Former SoCal socialite Betty Broderick killed Linda Kolkena, her ex-husband’s second wife, by shooting her in the early morning of November 5, 1989. Kolkena was hit twice and died instantly. One of the five bullets Broderick fired hit ex-husband Daniel T. Broderick III in the chest, with his final words being “OK, OK, you got me.” He died soon after, but Betty Broderick was afraid he would call the police, so she pulled the phone out of the wall and fled the scene.
Broderick confessed to the killings, though she maintained self-defense, saying Dan Broderick drove her to kill. She also said she didn’t remember firing the gun, claiming that her eyes had barely adjusted to the dark room when the gun when off. In 1991, she was found guilty of two counts of second-degree murder and sentenced to 32 years in prison.
1983 Was an ‘Ax’ Through Betty Broderick’s Life
Kolkena started working as a receptionist for Dan Broderick, a medical malpractice attorney, in 1983 when she was 22 years old. As noted by a 1990 Los Angeles Times article, Betty Broderick said 1983 was when her marriage started to crumble, though she considered her marriage “perfect” before that. “Nineteen eighty-three was like an ax through my life,” she said, as noted by the publication.

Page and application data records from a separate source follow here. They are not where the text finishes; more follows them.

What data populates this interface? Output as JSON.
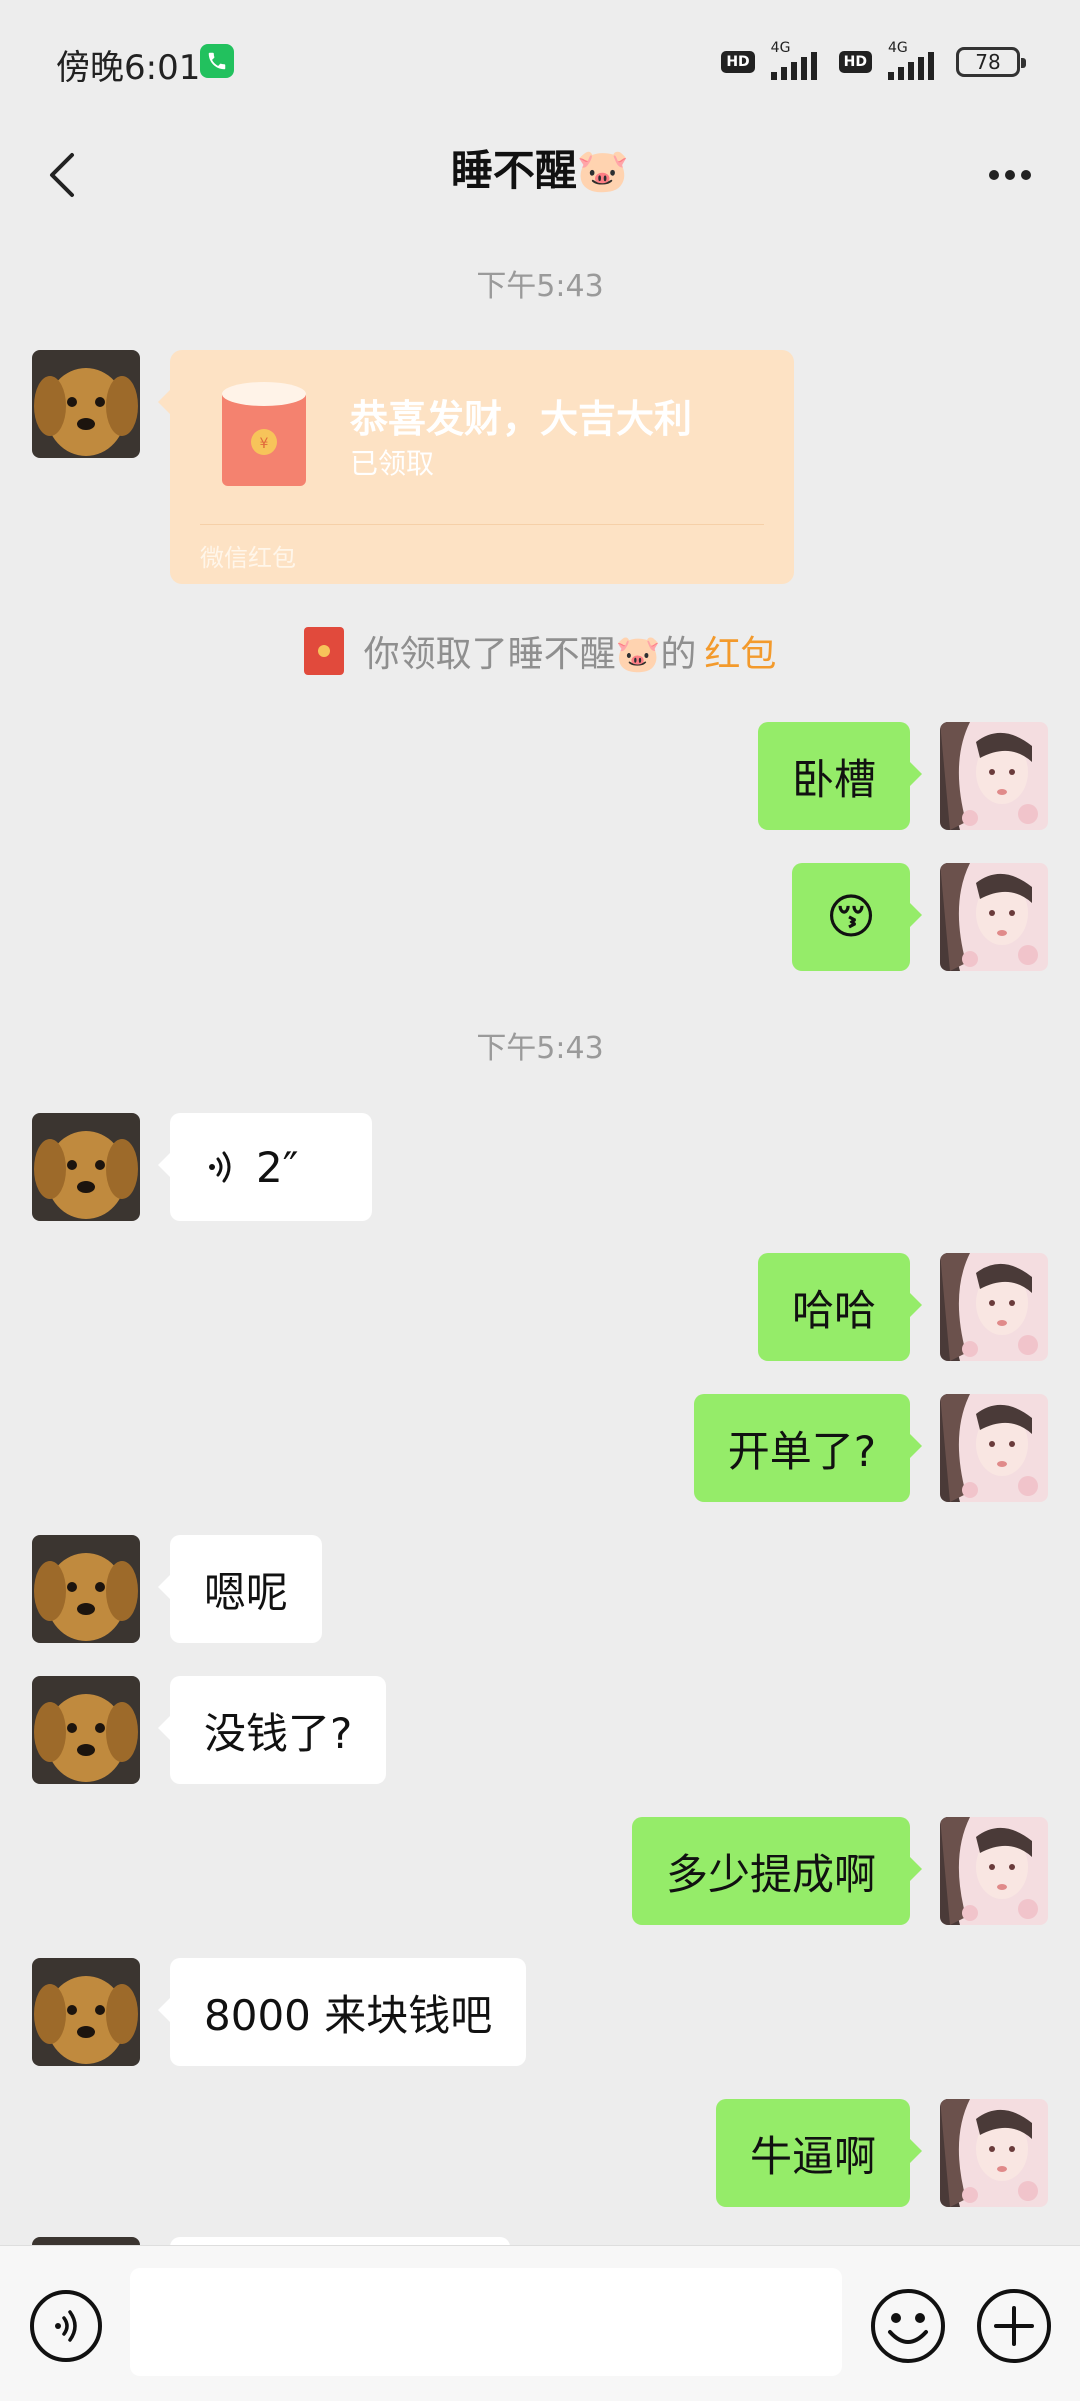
{
  "status_bar": {
    "time": "傍晚6:01",
    "hd1": "HD",
    "net1": "4G",
    "hd2": "HD",
    "net2": "4G",
    "battery": "78"
  },
  "nav": {
    "title": "睡不醒🐷"
  },
  "chat": {
    "timestamp1": "下午5:43",
    "red_packet": {
      "title": "恭喜发财，大吉大利",
      "status": "已领取",
      "footer": "微信红包"
    },
    "system": {
      "prefix": "你领取了睡不醒🐷的",
      "link": "红包"
    },
    "messages_1": {
      "out1": "卧槽",
      "out2": "😚"
    },
    "timestamp2": "下午5:43",
    "voice_duration": "2″",
    "messages_2": {
      "out3": "哈哈",
      "out4": "开单了?",
      "in1": "嗯呢",
      "in2": "没钱了?",
      "out5": "多少提成啊",
      "in3": "8000 来块钱吧",
      "out6": "牛逼啊"
    }
  },
  "input": {
    "placeholder": ""
  },
  "colors": {
    "bg": "#ededed",
    "out_bubble": "#95ec69",
    "in_bubble": "#ffffff",
    "red_packet": "#fde2c4",
    "link": "#f39a2c"
  },
  "icons": [
    "phone-icon",
    "back-icon",
    "more-icon",
    "voice-icon",
    "emoji-icon",
    "plus-icon",
    "red-packet-icon"
  ]
}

During an interview with Oprah Winfrey, Betty Broderick again cited 1983–the year Kolkena was hired–as the year things changed for her marriage. “In 1983 I noticed Dan talking about some girl he thought was really beautiful and that was my first clue that Linda Kolkena existed,” she said.
In a prison interview after the murders, she again cited 1983 as the year things went wrong. “I feel terrible remorse for what we’ve all been through since 1983. It’ll almost be 10 years now. Ten years,” she said. “I find it so meaningless what we’ve all been through.”
Dan Broderick soon promoted Kolkena to be his legal assistant. At first, Betty Broderick wasn’t threatened. “This was just a phase, a bad time–too stupid to be true,” she wrote about the marriage, according to the LA Times. “That girl had nothing on me. I am prettier, smarter, classier; she is a dumb, uneducated tramp with no background or education or talent. He’ll definitely get over it.”
Betty Broderick soon became suspicious, and on her husband’s 39th birthday she stopped by his office to find the remnants of a party–and that Dan Broderick and Kolkena were both gone. The receptionist said they had been missing most of the day. Betty Broderick was furious, went back home, gathered her husband’s clothes and lit them on fire. Despite Betty Broderick’s suspicions, Dan Broderick denied having an affair with Kolkena.
Betty Broderick’s behavior became more erratic, leading Dan to file for divorce in June 1985 after 16 years of marriage. Her antics continued, smearing pie on his bed, throwing wine bottles through windows and damaging glass doors. Dan Broderick took out a restraining order against his estranged wife and by 1986 their divorce was finalized.
Dan Broderick had custody of the four children and Betty had no visitation rights, but she was still getting money. At the time of the murders, Dan Broderick was paying his ex $16,000 a month in alimony–but that wasn’t enough for Betty. She said after paying for the house and taxes, she had nothing left for herself.
Betty Broderick Thought Kolkena Was Antagonizing Her
Betty Broderick was insistent Kolkena wanted to take the “Mrs. Broderick” title away from her, the LA Times wrote. Betty was convinced Kolkena sent her a picture herself and Dan in the mail with the note, “Eat your heart out, b****!” Betty claimed she also received ads for wrinkle cream and weight loss, saying she had gained 60 pounds since her divorce.
Betty Broderick was reportedly pushed to the edge when she received another court document on November 1, 1989, after she continued to leaving threatening voice mails on her ex’s answering machine. It was days before her 42nd birthday.
Broderick’s story is being featured on Season 2 of Dirty John. Executive producer Alexandra Cunningham was inspired to tell the story through the lens of unfulfilled promises. “Everyone is yearning to matter to someone,” she told the New York Daily News. “We can all relate to wanting to be loved and wanting to trust someone and not wanting to believe that the person we love and trust and who knows us better than anyone is someone who’s hurting us.”
Don’t miss Dirty John: The Betty Broderick Story when Cunningham’s version of the true-crime murder debuts on Tuesday, June 2 at 9 p.m. ET on USA Network.